Why reviews work: the stats
- In a survey of 5,003 consumers, 84% of respondents said that online feedback and research helped to influence their purchase decisions. (Google, 2012)
- 88% of consumers ‘sometimes or always’ consult reviews before making a purchase. (Reevoo, 2012)
- 63% of customers are more likely to make a purchase from a site which has user reviews. (iPerceptions, 2011).
- Site visitors who interact with both reviews and customer questions and answers are 105% more likely to purchase while visiting, and spend 11% more than visitors who don’t interact with UGC. (Bazaarvoice, Conversation Index, Q2 2011).
- Consumer reviews are significantly more trusted (nearly 12 times more) than descriptions that come from manufacturers, according to a survey of US internet users by online video review site EXPO. (eMarketer, February 2010).
How can brands use consumer reviews offline?
In one section of our recent How the Internet can Save the High Street report, I suggested the value of using online reviews in stores.
Some already do it, with expert reviews at least. For example, Majestic Wines will show reviews from wine experts like Malcolm Gluck which can help steer customers towards certain wines, though this isn’t the same as consumer reviews.

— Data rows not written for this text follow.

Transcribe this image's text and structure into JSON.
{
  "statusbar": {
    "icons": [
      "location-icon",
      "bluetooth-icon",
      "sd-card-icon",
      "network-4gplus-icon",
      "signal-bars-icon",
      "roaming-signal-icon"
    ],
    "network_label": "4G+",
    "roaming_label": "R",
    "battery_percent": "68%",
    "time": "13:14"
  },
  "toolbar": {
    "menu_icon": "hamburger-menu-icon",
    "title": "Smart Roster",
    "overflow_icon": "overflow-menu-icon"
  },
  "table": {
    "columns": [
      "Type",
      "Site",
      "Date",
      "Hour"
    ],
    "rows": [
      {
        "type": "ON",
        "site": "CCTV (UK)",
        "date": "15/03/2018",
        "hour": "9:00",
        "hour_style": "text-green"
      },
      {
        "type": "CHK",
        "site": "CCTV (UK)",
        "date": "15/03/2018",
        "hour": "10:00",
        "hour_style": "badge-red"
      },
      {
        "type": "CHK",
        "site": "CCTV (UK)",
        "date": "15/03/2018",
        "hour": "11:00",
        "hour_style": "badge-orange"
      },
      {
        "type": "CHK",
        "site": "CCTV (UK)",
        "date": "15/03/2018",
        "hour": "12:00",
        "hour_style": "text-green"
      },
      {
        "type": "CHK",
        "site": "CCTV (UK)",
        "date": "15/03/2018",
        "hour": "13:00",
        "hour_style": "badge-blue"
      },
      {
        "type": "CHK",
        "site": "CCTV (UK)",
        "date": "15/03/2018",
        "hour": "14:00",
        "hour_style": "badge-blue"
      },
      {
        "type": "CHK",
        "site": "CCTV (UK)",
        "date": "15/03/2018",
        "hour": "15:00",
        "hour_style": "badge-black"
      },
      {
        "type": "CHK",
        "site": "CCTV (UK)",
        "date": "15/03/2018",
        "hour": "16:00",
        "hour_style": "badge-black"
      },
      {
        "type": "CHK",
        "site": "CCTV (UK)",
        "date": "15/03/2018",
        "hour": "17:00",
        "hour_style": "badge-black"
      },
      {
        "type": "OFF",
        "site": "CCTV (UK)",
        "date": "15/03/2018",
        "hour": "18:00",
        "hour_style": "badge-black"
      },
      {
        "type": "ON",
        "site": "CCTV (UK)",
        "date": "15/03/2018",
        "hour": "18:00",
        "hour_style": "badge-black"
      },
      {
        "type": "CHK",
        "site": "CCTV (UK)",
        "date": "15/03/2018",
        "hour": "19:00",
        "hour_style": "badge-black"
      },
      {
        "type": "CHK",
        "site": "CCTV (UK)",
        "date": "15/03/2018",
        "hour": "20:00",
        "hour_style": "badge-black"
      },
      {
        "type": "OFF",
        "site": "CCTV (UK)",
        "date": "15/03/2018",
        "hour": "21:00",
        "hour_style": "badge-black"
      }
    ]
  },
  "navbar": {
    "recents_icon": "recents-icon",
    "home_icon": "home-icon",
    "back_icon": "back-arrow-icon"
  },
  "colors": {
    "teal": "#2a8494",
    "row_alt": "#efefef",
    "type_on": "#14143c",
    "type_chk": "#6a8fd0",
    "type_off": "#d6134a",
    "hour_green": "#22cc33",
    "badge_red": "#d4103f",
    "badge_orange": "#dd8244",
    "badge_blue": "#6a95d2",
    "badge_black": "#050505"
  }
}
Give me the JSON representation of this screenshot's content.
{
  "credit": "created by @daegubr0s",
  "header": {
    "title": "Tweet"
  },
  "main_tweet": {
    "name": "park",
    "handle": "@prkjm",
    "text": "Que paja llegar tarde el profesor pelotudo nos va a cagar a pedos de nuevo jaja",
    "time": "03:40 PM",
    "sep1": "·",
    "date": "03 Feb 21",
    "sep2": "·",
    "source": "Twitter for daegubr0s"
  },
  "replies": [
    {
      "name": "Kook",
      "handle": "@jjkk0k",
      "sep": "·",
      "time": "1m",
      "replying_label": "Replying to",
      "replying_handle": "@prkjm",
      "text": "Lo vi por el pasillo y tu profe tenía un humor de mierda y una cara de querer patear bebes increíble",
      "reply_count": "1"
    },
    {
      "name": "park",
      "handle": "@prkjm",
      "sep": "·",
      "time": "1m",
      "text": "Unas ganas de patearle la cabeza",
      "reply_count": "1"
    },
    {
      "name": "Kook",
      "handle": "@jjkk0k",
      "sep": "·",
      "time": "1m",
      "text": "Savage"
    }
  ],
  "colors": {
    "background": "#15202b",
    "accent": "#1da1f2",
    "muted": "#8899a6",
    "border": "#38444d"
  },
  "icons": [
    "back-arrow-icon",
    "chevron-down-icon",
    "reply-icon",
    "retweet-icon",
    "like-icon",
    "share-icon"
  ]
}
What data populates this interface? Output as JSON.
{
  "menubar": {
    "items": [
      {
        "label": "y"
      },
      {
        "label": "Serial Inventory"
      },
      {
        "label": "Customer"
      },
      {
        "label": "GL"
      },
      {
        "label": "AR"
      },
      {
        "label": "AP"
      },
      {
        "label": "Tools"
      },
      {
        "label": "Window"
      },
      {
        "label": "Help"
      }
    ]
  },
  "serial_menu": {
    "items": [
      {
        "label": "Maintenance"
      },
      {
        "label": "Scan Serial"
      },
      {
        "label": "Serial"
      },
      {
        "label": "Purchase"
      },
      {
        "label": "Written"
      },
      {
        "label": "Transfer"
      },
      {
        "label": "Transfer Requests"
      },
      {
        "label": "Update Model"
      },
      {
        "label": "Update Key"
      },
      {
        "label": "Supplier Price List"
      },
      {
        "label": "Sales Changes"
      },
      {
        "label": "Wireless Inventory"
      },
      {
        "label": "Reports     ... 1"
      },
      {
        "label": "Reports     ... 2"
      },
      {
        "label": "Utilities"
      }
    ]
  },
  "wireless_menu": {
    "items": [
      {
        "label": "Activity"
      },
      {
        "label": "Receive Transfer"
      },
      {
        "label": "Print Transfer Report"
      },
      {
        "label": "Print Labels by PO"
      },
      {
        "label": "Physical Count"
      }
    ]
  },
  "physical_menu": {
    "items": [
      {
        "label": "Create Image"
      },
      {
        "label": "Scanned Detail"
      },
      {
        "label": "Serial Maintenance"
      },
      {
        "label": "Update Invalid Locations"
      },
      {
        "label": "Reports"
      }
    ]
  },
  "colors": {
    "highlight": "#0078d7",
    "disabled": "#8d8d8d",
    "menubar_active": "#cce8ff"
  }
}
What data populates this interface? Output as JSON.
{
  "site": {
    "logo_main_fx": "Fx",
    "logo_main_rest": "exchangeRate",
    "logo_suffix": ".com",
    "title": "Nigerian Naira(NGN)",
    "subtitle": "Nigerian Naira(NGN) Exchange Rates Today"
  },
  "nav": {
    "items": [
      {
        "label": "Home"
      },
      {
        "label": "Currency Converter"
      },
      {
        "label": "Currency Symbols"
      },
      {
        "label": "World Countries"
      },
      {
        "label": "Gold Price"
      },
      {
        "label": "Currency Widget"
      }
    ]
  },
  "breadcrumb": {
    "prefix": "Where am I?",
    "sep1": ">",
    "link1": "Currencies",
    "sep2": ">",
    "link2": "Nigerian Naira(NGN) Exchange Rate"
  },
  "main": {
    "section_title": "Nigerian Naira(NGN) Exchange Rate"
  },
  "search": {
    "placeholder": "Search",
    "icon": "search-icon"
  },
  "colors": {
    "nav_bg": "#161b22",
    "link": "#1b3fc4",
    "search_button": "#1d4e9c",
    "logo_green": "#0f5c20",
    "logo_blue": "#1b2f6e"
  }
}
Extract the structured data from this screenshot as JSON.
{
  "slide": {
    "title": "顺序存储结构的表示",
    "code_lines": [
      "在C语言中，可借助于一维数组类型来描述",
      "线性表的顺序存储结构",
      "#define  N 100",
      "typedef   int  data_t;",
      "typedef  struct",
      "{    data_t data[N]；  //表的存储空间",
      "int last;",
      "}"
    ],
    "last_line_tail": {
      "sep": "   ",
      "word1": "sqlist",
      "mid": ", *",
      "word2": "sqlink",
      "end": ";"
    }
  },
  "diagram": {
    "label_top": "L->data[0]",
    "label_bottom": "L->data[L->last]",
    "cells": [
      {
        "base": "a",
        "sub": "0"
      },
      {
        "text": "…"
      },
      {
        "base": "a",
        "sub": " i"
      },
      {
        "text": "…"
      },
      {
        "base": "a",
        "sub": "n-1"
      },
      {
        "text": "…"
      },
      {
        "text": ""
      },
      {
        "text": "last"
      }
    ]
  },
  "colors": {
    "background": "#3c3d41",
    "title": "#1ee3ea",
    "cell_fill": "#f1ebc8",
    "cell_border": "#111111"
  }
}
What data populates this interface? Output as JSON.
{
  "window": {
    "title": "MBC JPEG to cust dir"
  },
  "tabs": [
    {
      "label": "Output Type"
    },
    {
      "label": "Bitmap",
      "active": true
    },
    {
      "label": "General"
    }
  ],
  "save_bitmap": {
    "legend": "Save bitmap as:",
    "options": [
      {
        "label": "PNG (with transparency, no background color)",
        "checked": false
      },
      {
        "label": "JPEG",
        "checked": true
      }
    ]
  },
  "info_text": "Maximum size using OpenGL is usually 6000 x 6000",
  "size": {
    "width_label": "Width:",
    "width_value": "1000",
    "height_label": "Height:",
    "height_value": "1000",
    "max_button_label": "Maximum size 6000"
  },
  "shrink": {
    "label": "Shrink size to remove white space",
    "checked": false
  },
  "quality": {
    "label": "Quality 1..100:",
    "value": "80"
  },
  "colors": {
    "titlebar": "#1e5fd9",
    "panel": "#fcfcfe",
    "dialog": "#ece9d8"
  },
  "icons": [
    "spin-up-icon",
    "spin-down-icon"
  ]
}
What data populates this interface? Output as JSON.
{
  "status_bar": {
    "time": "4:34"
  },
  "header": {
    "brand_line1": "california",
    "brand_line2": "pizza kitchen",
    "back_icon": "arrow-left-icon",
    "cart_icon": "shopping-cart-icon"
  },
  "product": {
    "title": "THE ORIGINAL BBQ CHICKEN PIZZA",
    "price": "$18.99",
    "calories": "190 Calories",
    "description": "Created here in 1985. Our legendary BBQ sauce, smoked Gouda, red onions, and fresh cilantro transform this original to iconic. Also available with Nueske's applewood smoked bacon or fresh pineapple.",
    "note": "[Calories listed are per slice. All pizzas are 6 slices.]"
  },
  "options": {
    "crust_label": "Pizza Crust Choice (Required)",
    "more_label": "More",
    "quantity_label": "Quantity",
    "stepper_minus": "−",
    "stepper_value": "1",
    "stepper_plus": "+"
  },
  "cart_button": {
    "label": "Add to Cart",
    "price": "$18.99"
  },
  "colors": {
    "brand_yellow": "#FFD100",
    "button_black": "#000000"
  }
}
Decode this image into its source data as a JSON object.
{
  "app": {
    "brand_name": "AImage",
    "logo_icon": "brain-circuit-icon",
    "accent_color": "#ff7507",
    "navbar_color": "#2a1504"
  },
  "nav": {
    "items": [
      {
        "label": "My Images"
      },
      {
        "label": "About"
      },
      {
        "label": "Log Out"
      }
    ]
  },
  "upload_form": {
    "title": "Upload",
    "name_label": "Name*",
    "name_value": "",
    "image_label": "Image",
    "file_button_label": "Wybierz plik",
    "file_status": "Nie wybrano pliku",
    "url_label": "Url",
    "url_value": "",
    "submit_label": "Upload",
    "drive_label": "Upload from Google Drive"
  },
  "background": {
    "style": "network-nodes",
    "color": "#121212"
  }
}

It can also be achieved via mobile, by directing mobile users at product pages containing reviews. Also, the showrooming that some retailers fear can actually be beneficial if customers are finding reviews online that help their in-store purchase decision.
While retailers should be looking at strategies to appeal to mobile users, it’s also a good idea to use reviews at the point of sale, where the majority of customers will see them.
Here, Tesco uses reviews in its phone shops:
This DeWALT print ad shows online review scores next to the cordless drilla it’s promoting. I wonder whether, if people are unaware of Reevoo’s scoring system, this will be any use.
One thing that these offline reviews are kissing is the ability to drill down into the detail and see the pros and cons, the scores by different product characteristics, and to actually read the reviews themselves.
Of course, this is hard to do offline, though in the Tesco example above there is a little more detail. I think a prompt to use a mobile to head to the review page may help here.
I was impressed by the recent Kia TV ads, which focused on the positive ratings its cars had received from buyers, and encouraged them to head online to check out said reviews.
Kia managed to get the all round implementation right, such as recognising that many people would be watching the ad with mobiles to hand, and creating an optimised landing page.
It also uses these reviews in its showrooms:
Another way of using reviews offline…
This example, taken from Dave Gowans’ excellent post on conversion techniques from the 1920s is just superb:
It’s a great way of using reviews offline without showing them. Of course, for this to work the product must be good, and a Google search must reflect that, which it does:
Still, if you have great reviews online, why not shout about it?
I’d love to see some other examples of using online reviews offline, please let me know in the comments…